Because it is uncertain at this point whether the district court had jurisdiction over Kyle's action, it is premature for us to decide the merits of Kyle's remaining contentions. For the guidance of the court and parties on remand, we note that the district court does not appear to have committed reversible error.
Kyle first contends that the district court abused its discretion in denying Kyle leave to file a second amended complaint. We disagree. The new complaint stated additional jurisdictional theories, which, as we have shown, do not change the need for exhaustion.
Kyle also contends that the district court erred by vacating the notice of Kleppe's deposition that it had scheduled in California, and by setting a date for the end of discovery.

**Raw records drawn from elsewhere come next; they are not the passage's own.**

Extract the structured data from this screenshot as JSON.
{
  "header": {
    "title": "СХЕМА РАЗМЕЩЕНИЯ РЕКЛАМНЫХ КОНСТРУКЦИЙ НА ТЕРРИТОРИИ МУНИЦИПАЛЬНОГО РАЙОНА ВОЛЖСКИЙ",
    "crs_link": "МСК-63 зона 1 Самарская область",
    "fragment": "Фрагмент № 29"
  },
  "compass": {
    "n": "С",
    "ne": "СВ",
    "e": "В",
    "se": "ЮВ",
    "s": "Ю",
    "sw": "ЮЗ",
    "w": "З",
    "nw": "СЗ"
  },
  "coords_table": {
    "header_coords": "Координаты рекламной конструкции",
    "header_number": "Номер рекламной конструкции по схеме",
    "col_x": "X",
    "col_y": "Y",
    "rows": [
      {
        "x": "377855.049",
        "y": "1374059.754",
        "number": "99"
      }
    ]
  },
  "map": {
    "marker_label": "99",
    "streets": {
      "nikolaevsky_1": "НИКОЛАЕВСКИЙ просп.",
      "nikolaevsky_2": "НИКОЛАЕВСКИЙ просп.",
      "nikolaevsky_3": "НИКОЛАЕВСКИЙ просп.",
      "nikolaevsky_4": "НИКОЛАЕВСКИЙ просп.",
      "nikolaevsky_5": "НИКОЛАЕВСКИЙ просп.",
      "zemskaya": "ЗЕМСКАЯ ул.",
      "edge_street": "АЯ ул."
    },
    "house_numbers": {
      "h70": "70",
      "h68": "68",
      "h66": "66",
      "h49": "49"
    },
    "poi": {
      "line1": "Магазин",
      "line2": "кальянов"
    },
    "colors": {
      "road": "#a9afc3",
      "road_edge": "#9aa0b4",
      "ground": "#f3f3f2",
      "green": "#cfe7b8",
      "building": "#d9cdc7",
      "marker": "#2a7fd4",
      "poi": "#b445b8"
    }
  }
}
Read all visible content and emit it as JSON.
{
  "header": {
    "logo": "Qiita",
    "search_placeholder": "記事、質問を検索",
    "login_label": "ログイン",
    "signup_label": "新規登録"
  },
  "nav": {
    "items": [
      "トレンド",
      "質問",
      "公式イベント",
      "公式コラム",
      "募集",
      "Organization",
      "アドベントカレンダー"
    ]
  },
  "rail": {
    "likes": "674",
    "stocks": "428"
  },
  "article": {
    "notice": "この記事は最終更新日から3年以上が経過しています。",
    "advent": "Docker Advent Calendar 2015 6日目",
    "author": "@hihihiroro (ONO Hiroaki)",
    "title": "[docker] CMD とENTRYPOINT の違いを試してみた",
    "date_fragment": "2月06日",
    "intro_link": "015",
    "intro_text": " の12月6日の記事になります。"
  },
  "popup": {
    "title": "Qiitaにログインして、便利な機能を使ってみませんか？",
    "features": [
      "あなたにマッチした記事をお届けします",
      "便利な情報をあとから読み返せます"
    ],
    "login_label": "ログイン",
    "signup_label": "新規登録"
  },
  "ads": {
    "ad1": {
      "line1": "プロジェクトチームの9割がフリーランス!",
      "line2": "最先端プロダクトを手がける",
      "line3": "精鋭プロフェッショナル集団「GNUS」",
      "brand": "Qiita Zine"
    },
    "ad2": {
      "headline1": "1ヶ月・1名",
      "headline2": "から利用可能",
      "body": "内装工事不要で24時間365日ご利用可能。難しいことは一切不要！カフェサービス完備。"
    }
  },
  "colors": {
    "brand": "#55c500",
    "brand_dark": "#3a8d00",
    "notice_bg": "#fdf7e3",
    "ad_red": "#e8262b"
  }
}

We do not see how the district court abused the very wide discretion it is allowed in handling pretrial discovery. See Voegeli v. Lewis, 568 F.2d 89, 96 (8th Cir. 1977). Heads of government agencies are not normally subject to deposition, Peoples v. United States Department of Agriculture, 38 U.S.App.D.C. 291, 297, 427 F.2d 561, 567 (1970), and the district court's order directing Kleppe to answer interrogations in lieu of a deposition does not appear unreasonable. Nor can we say on the record before us that the court abused its discretion by setting a date for the end of discovery. Without knowing what the issues on remand will be, we are unable to determine that the time limit was unduly restrictive. Furthermore, Kyle does not show how it was prejudiced by the time limit, and it appears that some discovery in fact continued past the alleged cut-off date. Although the district court should guard against unnecessarily restricting the parties' access to discovery, See Transamerica Computer v. International Business Machines, 573 F.2d 646, 653 (9th Cir. 1978) it does not appear that the district court has abused its discretion. If the district court determines that it has jurisdiction of Kyle's suit, it is free to reopen the time for discovery.
It follows from what we have previously stated that the district court erred in dismissing the SBA's counterclaims concerning Kyle's default on the loans. It is evident that the loans made to Kyle did not "arise under the contract" and therefore the SBA's counterclaims were not subject to the exhaustion requirement. See Utah Construction Co., 384 U.S. at 403-12, 86 S.Ct. 1545. Because there is independent federal subject matter jurisdiction for the SBA's claims, they remain cognizable in federal court even if it becomes necessary to dismiss Kyle's complaint. See Switzer Brothers, Inc. v. Chicago Cardboard Co., 252 F.2d 407, 410 (7th Cir. 1958).5
Reversed and remanded.
Honorable William G. East, Senior District Judge for the District of Oregon, sitting by designation
Members of the Kyle family, who are officers and shareholders of the corporation, are also parties. For the sake of convenience, only the corporation is referred to as plaintiff
Only a first amended complaint is contained in the record
The district court had previously ordered the case to be transferred to the Court of Claims. This court granted Kyle's petition for a writ of mandamus, and reversed the district court's transfer order. Kyle Engineering Co. v. United States District Court, No. 74-2044 (9th Cir., filed August 8, 1974)
Although we leave the determination of whether exhaustion is required to the district court, we note, on the record before us, that the disputes raised by Kyle appear to have been redressable under the contract. The issues raised by Kyle in its complaint, such as delay, changes, and termination, are covered by specific provisions in the contract. We also note that under 32 C.F.R. § 314, "(w)hen there is any doubt as to whether the issue in dispute is subject to the disputes procedure, a decision will be made pursuant to the Disputes Clause."
The fact that Kyle's contract claims may be dismissed for failure to exhaust should not preclude Kyle from contract-related issues in its defense of the counterclaim